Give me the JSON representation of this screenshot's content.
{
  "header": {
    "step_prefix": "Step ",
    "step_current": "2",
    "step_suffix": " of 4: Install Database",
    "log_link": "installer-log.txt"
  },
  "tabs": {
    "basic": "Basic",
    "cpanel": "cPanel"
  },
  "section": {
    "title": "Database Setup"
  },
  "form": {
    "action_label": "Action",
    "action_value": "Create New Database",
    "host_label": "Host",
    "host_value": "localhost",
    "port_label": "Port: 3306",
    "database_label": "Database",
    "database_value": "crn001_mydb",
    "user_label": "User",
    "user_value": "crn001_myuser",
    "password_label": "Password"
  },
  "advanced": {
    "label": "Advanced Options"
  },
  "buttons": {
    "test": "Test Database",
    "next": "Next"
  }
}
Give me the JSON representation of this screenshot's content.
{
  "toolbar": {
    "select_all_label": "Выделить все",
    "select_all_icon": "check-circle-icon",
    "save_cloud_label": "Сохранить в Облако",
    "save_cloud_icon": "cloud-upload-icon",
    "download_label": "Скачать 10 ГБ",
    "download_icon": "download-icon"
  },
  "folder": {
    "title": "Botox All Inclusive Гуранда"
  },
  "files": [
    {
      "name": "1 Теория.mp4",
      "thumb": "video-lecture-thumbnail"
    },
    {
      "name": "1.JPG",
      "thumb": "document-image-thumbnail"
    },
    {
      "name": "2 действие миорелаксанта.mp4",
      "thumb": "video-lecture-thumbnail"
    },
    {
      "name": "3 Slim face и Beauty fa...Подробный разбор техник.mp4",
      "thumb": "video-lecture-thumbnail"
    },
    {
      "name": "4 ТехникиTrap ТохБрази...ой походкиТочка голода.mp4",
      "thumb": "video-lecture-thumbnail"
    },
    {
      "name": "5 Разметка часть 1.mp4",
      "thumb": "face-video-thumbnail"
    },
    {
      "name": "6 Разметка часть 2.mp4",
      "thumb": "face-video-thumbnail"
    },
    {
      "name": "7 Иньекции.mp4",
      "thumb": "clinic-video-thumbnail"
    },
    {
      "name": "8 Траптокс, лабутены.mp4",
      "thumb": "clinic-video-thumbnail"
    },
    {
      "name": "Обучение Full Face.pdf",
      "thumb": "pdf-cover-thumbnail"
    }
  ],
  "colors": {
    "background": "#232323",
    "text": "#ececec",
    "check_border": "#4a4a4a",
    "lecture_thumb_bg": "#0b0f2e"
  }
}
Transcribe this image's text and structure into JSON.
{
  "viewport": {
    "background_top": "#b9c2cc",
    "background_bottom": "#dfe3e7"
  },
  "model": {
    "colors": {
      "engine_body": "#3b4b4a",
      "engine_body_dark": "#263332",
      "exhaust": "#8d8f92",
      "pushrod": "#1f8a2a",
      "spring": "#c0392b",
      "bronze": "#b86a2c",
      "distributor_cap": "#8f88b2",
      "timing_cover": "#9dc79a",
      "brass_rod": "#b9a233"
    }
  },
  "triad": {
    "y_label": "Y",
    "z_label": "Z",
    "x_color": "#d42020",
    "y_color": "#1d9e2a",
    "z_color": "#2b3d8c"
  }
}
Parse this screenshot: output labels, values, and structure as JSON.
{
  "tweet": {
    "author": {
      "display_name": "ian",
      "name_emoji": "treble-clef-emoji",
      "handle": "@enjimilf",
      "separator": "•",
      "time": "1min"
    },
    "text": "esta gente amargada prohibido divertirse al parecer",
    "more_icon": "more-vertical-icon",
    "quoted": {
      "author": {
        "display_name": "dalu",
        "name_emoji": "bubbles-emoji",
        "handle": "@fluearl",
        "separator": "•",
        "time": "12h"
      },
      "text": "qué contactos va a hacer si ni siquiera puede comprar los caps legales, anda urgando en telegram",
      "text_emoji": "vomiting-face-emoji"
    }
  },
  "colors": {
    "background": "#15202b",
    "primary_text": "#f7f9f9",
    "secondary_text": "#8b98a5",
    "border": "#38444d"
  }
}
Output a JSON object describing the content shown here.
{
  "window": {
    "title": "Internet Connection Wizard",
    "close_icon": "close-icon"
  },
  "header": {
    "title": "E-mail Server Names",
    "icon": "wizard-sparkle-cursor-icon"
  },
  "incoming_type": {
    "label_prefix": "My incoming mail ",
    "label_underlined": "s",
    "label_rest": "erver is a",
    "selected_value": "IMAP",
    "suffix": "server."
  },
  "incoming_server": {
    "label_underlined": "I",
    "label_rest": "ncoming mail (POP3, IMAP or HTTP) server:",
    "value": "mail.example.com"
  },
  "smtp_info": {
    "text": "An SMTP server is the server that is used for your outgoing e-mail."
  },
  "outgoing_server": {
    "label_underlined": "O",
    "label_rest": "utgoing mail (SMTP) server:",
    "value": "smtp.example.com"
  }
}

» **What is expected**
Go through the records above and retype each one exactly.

» **Task solution**
Give me the JSON representation of this screenshot's content.
{
  "header": {
    "step_prefix": "Step ",
    "step_current": "2",
    "step_suffix": " of 4: Install Database",
    "log_link": "installer-log.txt"
  },
  "tabs": {
    "basic": "Basic",
    "cpanel": "cPanel"
  },
  "section": {
    "title": "Database Setup"
  },
  "form": {
    "action_label": "Action",
    "action_value": "Create New Database",
    "host_label": "Host",
    "host_value": "localhost",
    "port_label": "Port: 3306",
    "database_label": "Database",
    "database_value": "crn001_mydb",
    "user_label": "User",
    "user_value": "crn001_myuser",
    "password_label": "Password"
  },
  "advanced": {
    "label": "Advanced Options"
  },
  "buttons": {
    "test": "Test Database",
    "next": "Next"
  }
}
Give me the JSON representation of this screenshot's content.
{
  "toolbar": {
    "select_all_label": "Выделить все",
    "select_all_icon": "check-circle-icon",
    "save_cloud_label": "Сохранить в Облако",
    "save_cloud_icon": "cloud-upload-icon",
    "download_label": "Скачать 10 ГБ",
    "download_icon": "download-icon"
  },
  "folder": {
    "title": "Botox All Inclusive Гуранда"
  },
  "files": [
    {
      "name": "1 Теория.mp4",
      "thumb": "video-lecture-thumbnail"
    },
    {
      "name": "1.JPG",
      "thumb": "document-image-thumbnail"
    },
    {
      "name": "2 действие миорелаксанта.mp4",
      "thumb": "video-lecture-thumbnail"
    },
    {
      "name": "3 Slim face и Beauty fa...Подробный разбор техник.mp4",
      "thumb": "video-lecture-thumbnail"
    },
    {
      "name": "4 ТехникиTrap ТохБрази...ой походкиТочка голода.mp4",
      "thumb": "video-lecture-thumbnail"
    },
    {
      "name": "5 Разметка часть 1.mp4",
      "thumb": "face-video-thumbnail"
    },
    {
      "name": "6 Разметка часть 2.mp4",
      "thumb": "face-video-thumbnail"
    },
    {
      "name": "7 Иньекции.mp4",
      "thumb": "clinic-video-thumbnail"
    },
    {
      "name": "8 Траптокс, лабутены.mp4",
      "thumb": "clinic-video-thumbnail"
    },
    {
      "name": "Обучение Full Face.pdf",
      "thumb": "pdf-cover-thumbnail"
    }
  ],
  "colors": {
    "background": "#232323",
    "text": "#ececec",
    "check_border": "#4a4a4a",
    "lecture_thumb_bg": "#0b0f2e"
  }
}
Transcribe this image's text and structure into JSON.
{
  "viewport": {
    "background_top": "#b9c2cc",
    "background_bottom": "#dfe3e7"
  },
  "model": {
    "colors": {
      "engine_body": "#3b4b4a",
      "engine_body_dark": "#263332",
      "exhaust": "#8d8f92",
      "pushrod": "#1f8a2a",
      "spring": "#c0392b",
      "bronze": "#b86a2c",
      "distributor_cap": "#8f88b2",
      "timing_cover": "#9dc79a",
      "brass_rod": "#b9a233"
    }
  },
  "triad": {
    "y_label": "Y",
    "z_label": "Z",
    "x_color": "#d42020",
    "y_color": "#1d9e2a",
    "z_color": "#2b3d8c"
  }
}
Parse this screenshot: output labels, values, and structure as JSON.
{
  "tweet": {
    "author": {
      "display_name": "ian",
      "name_emoji": "treble-clef-emoji",
      "handle": "@enjimilf",
      "separator": "•",
      "time": "1min"
    },
    "text": "esta gente amargada prohibido divertirse al parecer",
    "more_icon": "more-vertical-icon",
    "quoted": {
      "author": {
        "display_name": "dalu",
        "name_emoji": "bubbles-emoji",
        "handle": "@fluearl",
        "separator": "•",
        "time": "12h"
      },
      "text": "qué contactos va a hacer si ni siquiera puede comprar los caps legales, anda urgando en telegram",
      "text_emoji": "vomiting-face-emoji"
    }
  },
  "colors": {
    "background": "#15202b",
    "primary_text": "#f7f9f9",
    "secondary_text": "#8b98a5",
    "border": "#38444d"
  }
}
Output a JSON object describing the content shown here.
{
  "window": {
    "title": "Internet Connection Wizard",
    "close_icon": "close-icon"
  },
  "header": {
    "title": "E-mail Server Names",
    "icon": "wizard-sparkle-cursor-icon"
  },
  "incoming_type": {
    "label_prefix": "My incoming mail ",
    "label_underlined": "s",
    "label_rest": "erver is a",
    "selected_value": "IMAP",
    "suffix": "server."
  },
  "incoming_server": {
    "label_underlined": "I",
    "label_rest": "ncoming mail (POP3, IMAP or HTTP) server:",
    "value": "mail.example.com"
  },
  "smtp_info": {
    "text": "An SMTP server is the server that is used for your outgoing e-mail."
  },
  "outgoing_server": {
    "label_underlined": "O",
    "label_rest": "utgoing mail (SMTP) server:",
    "value": "smtp.example.com"
  }
}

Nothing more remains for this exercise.